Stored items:
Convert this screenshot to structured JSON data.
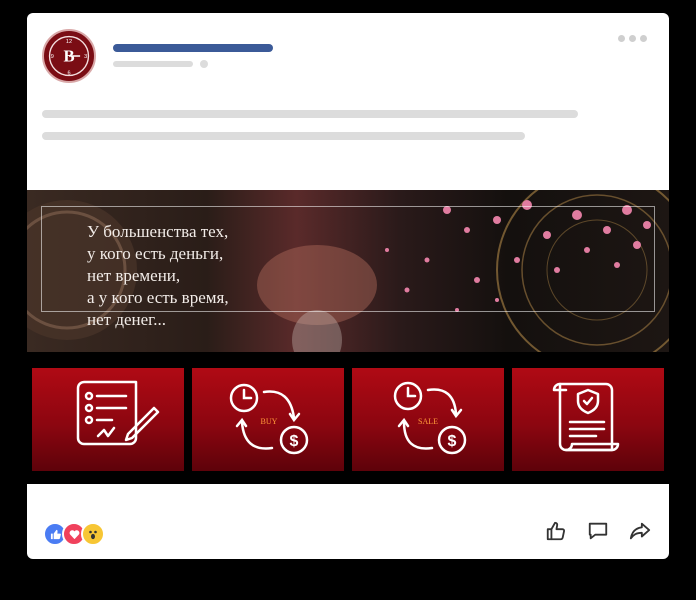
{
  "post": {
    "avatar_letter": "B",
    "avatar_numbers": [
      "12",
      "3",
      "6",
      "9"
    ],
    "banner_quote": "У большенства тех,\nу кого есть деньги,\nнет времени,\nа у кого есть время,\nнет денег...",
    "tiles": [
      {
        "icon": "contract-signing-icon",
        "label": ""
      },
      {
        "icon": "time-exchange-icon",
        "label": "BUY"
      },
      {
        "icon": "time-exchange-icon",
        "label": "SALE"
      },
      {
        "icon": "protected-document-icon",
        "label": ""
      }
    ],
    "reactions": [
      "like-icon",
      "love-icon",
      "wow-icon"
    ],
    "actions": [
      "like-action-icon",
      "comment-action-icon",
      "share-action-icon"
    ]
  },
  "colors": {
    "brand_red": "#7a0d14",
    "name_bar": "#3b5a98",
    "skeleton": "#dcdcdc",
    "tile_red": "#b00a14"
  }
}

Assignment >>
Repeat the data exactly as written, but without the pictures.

Written response >>
Convert this screenshot to structured JSON data.
{
  "post": {
    "avatar_letter": "B",
    "avatar_numbers": [
      "12",
      "3",
      "6",
      "9"
    ],
    "banner_quote": "У большенства тех,\nу кого есть деньги,\nнет времени,\nа у кого есть время,\nнет денег...",
    "tiles": [
      {
        "icon": "contract-signing-icon",
        "label": ""
      },
      {
        "icon": "time-exchange-icon",
        "label": "BUY"
      },
      {
        "icon": "time-exchange-icon",
        "label": "SALE"
      },
      {
        "icon": "protected-document-icon",
        "label": ""
      }
    ],
    "reactions": [
      "like-icon",
      "love-icon",
      "wow-icon"
    ],
    "actions": [
      "like-action-icon",
      "comment-action-icon",
      "share-action-icon"
    ]
  },
  "colors": {
    "brand_red": "#7a0d14",
    "name_bar": "#3b5a98",
    "skeleton": "#dcdcdc",
    "tile_red": "#b00a14"
  }
}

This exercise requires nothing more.